Inner-city restaurants, bars and cafes are being fast-tracked to offer alfresco dining in Sydney, under a plan to offer new-look street eateries.

Launched in December, the initiative offers a free, fast-tracked application process for outdoor dining, with 204 City of Sydney alfesco dining permits already granted across inner-Sydney.

The City will now waive all alfresco dining permit fees until June 2022, with millions of dollars more earmarked for new outdoor dining.

Welcomed as a “game changer” by local venue owners, the initiative was the result of the NSW Government and City of Sydney’s initial $20 million commitment to support revitalisation of the CBD struggling under COVID lockdowns.

City of Sydney council has now pledged a further $5.7 million for alfesco activations, with $3.5 million to extend fee-free outdoor dining until June 2022 and an additional $2.2 million for inner-city events and activations.

The council’s funding commitment to alfresco dining in Sydney is on top of the NSW Government’s further $20 million for the CBD revitalisation program, announced at the Sydney CBD Summit in April.

Treasurer Dominic Perrottet said the success of the outdoor dining initiative showed people were ready to return to the city and support local businesses.

“The city is bouncing back from its forced hibernation and we’re making it easier for more businesses to go alfresco, which will give our economy another major boost,” he said.

“We know people want to get back out and enjoy our great city, we’ve seen that with the success of the Sunset Piazza and Culture Up Late programs.

“Making it easier for businesses to adopt alfresco dining in Sydney has worked in tandem with the rollout of the Dine & Discover voucher program and provided the flexibility needed to help reignite our harbour city.”

Lord Mayor Clover Moore said that to date 2,690sqm has been approved under the al fresco program, including new road reallocation plus new and expanded approvals on the footpath, helping kick-start the city’s economic recovery.

“Waiving outdoor dining fees was one of the first things we did when the pandemic hit Sydney, to make it easier for restaurants, bars and cafes to operate while encouraging physical distancing,” she said.

“People have really embraced it, with participating businesses telling us they’ve taken on extra staff and seen increased patronage – a crucial aid to staying afloat in these difficult times.

“By working with the state government to cut through red tape and waive fees for outdoor dining permits, we’re supporting local businesses and allowing visitors, residents and workers to enjoy new outdoor dining experiences. “COVID is not over, and neither is our economic recovery. So to support business and keep people healthy, outdoor dining will be free at least until the end of the financial year.”

Of approved applications, 69 per cent (116) are on the footway and 31 per cent (52) on the roadway. A city survey of restaurants and cafes participating in the alfresco outdoor dining program shows the initiative has given businesses a significant boost:

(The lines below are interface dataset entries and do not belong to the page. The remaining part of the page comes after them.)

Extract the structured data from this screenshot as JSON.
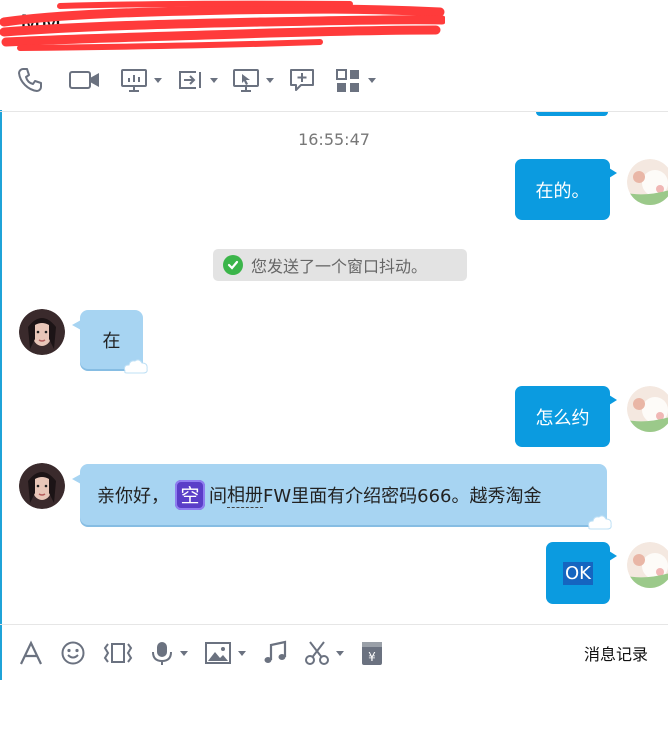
{
  "header": {
    "title": "MM"
  },
  "toolbar_top": {
    "icons": [
      "phone-icon",
      "video-call-icon",
      "screen-share-icon",
      "file-transfer-icon",
      "remote-desktop-icon",
      "add-app-icon",
      "apps-grid-icon"
    ]
  },
  "chat": {
    "timestamp": "16:55:47",
    "messages": [
      {
        "side": "out",
        "text": "在的。"
      },
      {
        "type": "system",
        "text": "您发送了一个窗口抖动。"
      },
      {
        "side": "in",
        "text": "在"
      },
      {
        "side": "out",
        "text": "怎么约"
      },
      {
        "side": "in",
        "prefix": "亲你好，",
        "space_icon_text": "空",
        "mid": "间",
        "album_link": "相册",
        "suffix": "FW里面有介绍密码666。越秀淘金"
      },
      {
        "side": "out",
        "text": "OK"
      }
    ]
  },
  "toolbar_bottom": {
    "history_label": "消息记录"
  },
  "colors": {
    "outgoing_bubble": "#0b9be0",
    "incoming_bubble": "#a7d4f2",
    "system_notice": "#e3e3e3",
    "accent_border": "#1fa3d8",
    "redaction": "#ff3b3b"
  }
}
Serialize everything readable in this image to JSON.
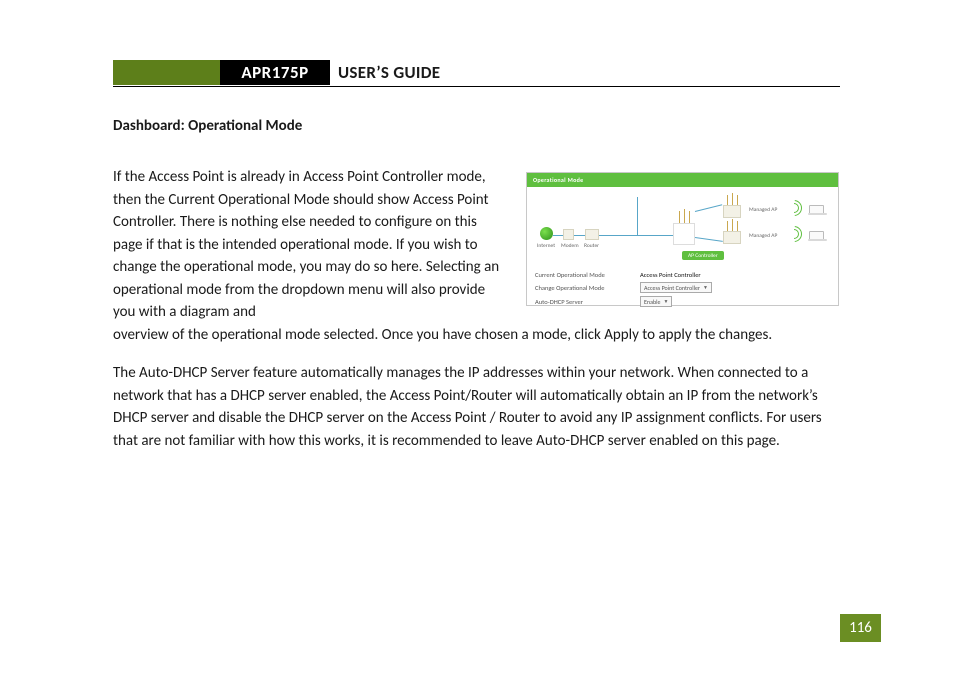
{
  "header": {
    "model": "APR175P",
    "title": "USER’S GUIDE"
  },
  "section_heading": "Dashboard: Operational Mode",
  "para1": "If the Access Point is already in Access Point Controller mode, then the Current Operational Mode should show Access Point Controller.  There is nothing else needed to configure on this page if that is the intended operational mode.  If you wish to change the operational mode, you may do so here.  Selecting an operational mode from the dropdown menu will also provide you with a diagram and",
  "para1_cont": "overview of the operational mode selected.  Once you have chosen a mode, click Apply to apply the changes.",
  "para2": "The Auto-DHCP Server feature automatically manages the IP addresses within your network.  When connected to a network that has a DHCP server enabled, the Access Point/Router will automatically obtain an IP from the network’s DHCP server and disable the DHCP server on the Access Point / Router to avoid any IP assignment conflicts. For users that are not familiar with how this works, it is recommended to leave Auto-DHCP server enabled on this page.",
  "shot": {
    "title": "Operational Mode",
    "labels": {
      "internet": "Internet",
      "modem": "Modem",
      "router": "Router",
      "managed_ap": "Managed AP"
    },
    "button": "AP Controller",
    "fields": {
      "current_label": "Current Operational Mode",
      "current_value": "Access Point Controller",
      "change_label": "Change Operational Mode",
      "change_value": "Access Point Controller",
      "auto_label": "Auto-DHCP Server",
      "auto_value": "Enable"
    }
  },
  "page_number": "116"
}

  • 90 per cent reported new outdoor dining was beneficial or even crucial to their business
  • 45 per cent are employing an additional two or more staff a week
  • 41 per cent have increased staff hours by 10 or more hours a week
  • 58 per cent saw a turnover increase of up 10 per cent

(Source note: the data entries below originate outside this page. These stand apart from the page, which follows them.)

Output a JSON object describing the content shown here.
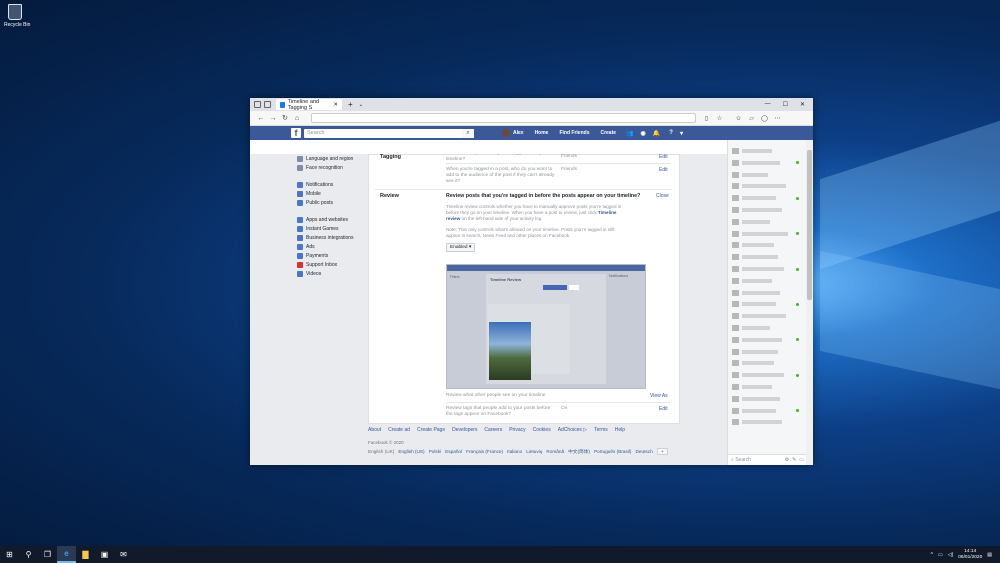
{
  "desktop": {
    "recycle_bin_label": "Recycle Bin"
  },
  "browser": {
    "tab_title": "Timeline and Tagging S",
    "tab_close": "✕",
    "new_tab": "+",
    "tab_menu": "⌄",
    "minimize": "—",
    "maximize": "☐",
    "close": "✕",
    "back": "←",
    "forward": "→",
    "refresh": "↻",
    "home": "⌂",
    "reader": "▯",
    "favorite": "☆",
    "favorites_bar": "✩",
    "collections": "▱",
    "profile": "◯",
    "more": "⋯"
  },
  "facebook": {
    "logo": "f",
    "search_placeholder": "Search",
    "search_glyph": "⌕",
    "user_name": "Alex",
    "nav_home": "Home",
    "nav_find_friends": "Find Friends",
    "nav_create": "Create",
    "icon_friends": "👥",
    "icon_messenger": "◉",
    "icon_notifications": "🔔",
    "icon_help": "?",
    "icon_menu": "▾"
  },
  "left_nav": {
    "items": [
      {
        "label": "Language and region",
        "color": "#7f8fa6"
      },
      {
        "label": "Face recognition",
        "color": "#7f8fa6"
      },
      {
        "label": "Notifications",
        "color": "#4a76c6"
      },
      {
        "label": "Mobile",
        "color": "#4a76c6"
      },
      {
        "label": "Public posts",
        "color": "#4a76c6"
      },
      {
        "label": "Apps and websites",
        "color": "#4a76c6"
      },
      {
        "label": "Instant Games",
        "color": "#4a76c6"
      },
      {
        "label": "Business integrations",
        "color": "#4a76c6"
      },
      {
        "label": "Ads",
        "color": "#4a76c6"
      },
      {
        "label": "Payments",
        "color": "#4a76c6"
      },
      {
        "label": "Support Inbox",
        "color": "#d6342a"
      },
      {
        "label": "Videos",
        "color": "#4a76c6"
      }
    ]
  },
  "settings": {
    "tagging_label": "Tagging",
    "tagging_q1": "Who can see posts that you're tagged in on your timeline?",
    "tagging_q1_value": "Friends",
    "tagging_q2": "When you're tagged in a post, who do you want to add to the audience of the post if they can't already see it?",
    "tagging_q2_value": "Friends",
    "edit": "Edit",
    "review_label": "Review",
    "review_title": "Review posts that you're tagged in before the posts appear on your timeline?",
    "close": "Close",
    "review_desc_a": "Timeline review controls whether you have to manually approve posts you're tagged in before they go on your timeline. When you have a post to review, just click ",
    "review_desc_link": "Timeline review",
    "review_desc_b": " on the left-hand side of your activity log.",
    "review_note": "Note: This only controls what's allowed on your timeline. Posts you're tagged in still appear in search, News Feed and other places on Facebook.",
    "review_select": "Enabled ▾",
    "review_q2": "Review what other people see on your timeline",
    "review_q2_action": "View As",
    "review_q3": "Review tags that people add to your posts before the tags appear on Facebook?",
    "review_q3_value": "On",
    "preview": {
      "sidebar_title": "Filters",
      "card_title": "Timeline Review",
      "right_label": "Notifications"
    }
  },
  "footer": {
    "links": [
      "About",
      "Create ad",
      "Create Page",
      "Developers",
      "Careers",
      "Privacy",
      "Cookies",
      "AdChoices ▷",
      "Terms",
      "Help"
    ],
    "copyright": "Facebook © 2020",
    "current_language": "English (UK)",
    "languages": [
      "English (US)",
      "Polski",
      "Español",
      "Français (France)",
      "Italiano",
      "Lietuvių",
      "Română",
      "中文(简体)",
      "Português (Brasil)",
      "Deutsch"
    ],
    "more_languages": "+"
  },
  "chat": {
    "search_placeholder": "Search",
    "settings_glyph": "⚙",
    "compose_glyph": "✎",
    "expand_glyph": "▭"
  },
  "taskbar": {
    "start": "⊞",
    "search": "⚲",
    "task_view": "❐",
    "edge": "e",
    "explorer": "▇",
    "store": "▣",
    "mail": "✉",
    "tray_chevron": "^",
    "network": "▭",
    "volume": "◁)",
    "time": "14:14",
    "date": "06/01/2020",
    "notifications": "▤"
  }
}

Minister for Customer Service Victor Dominello said the Government was cutting red tape and lowering the cost to do business in response to the pandemic.

“With no application fees, no rental fees and no security bond fees for outdoor dining, it is a win-win for businesses and Sydneysiders looking to enjoy time together,” Mr Dominello said.

Minister for Finance and Small Business Damien Tudehope said the initiative would help breathe new life into businesses.

“The NSW Government is committed to supporting people, businesses and communities, which is why we’re working with the City of Sydney to unlock potential and create new opportunities,” Mr Tudehope said.

“This initiative means venues can apply to transform car parking space into outdoor dining and some venues may request more footpath space to attract customers.

“It is about greater certainty and opening up more capacity for venues so they can continue to host guests and serve top notch food and drinks.”

The City of Sydney and NSW Government have worked together to streamline the free application process and make it easier for businesses to set up tables and chairs in laneways, footpaths and parking bays. Concrete barriers decorated with artwork from the City’s hoardings artwork collection separate diners from traffic.

Paul Burnicle, general manager of the Dolphin Hotel on Crown Street, praised the initiative as a hospitality “gamechanger”.

“We’ve just had the roadside barriers installed and the space looks phenomenal,” Mr Burnicle said.

“It has really added another element to our venue and Crown Street as a whole. It’s great to see Sydney coming back to life after the year we’ve all endured.

“From start to finish, applying to final execution, the whole idea and process has been seamless. Kudos to all for making this happen.”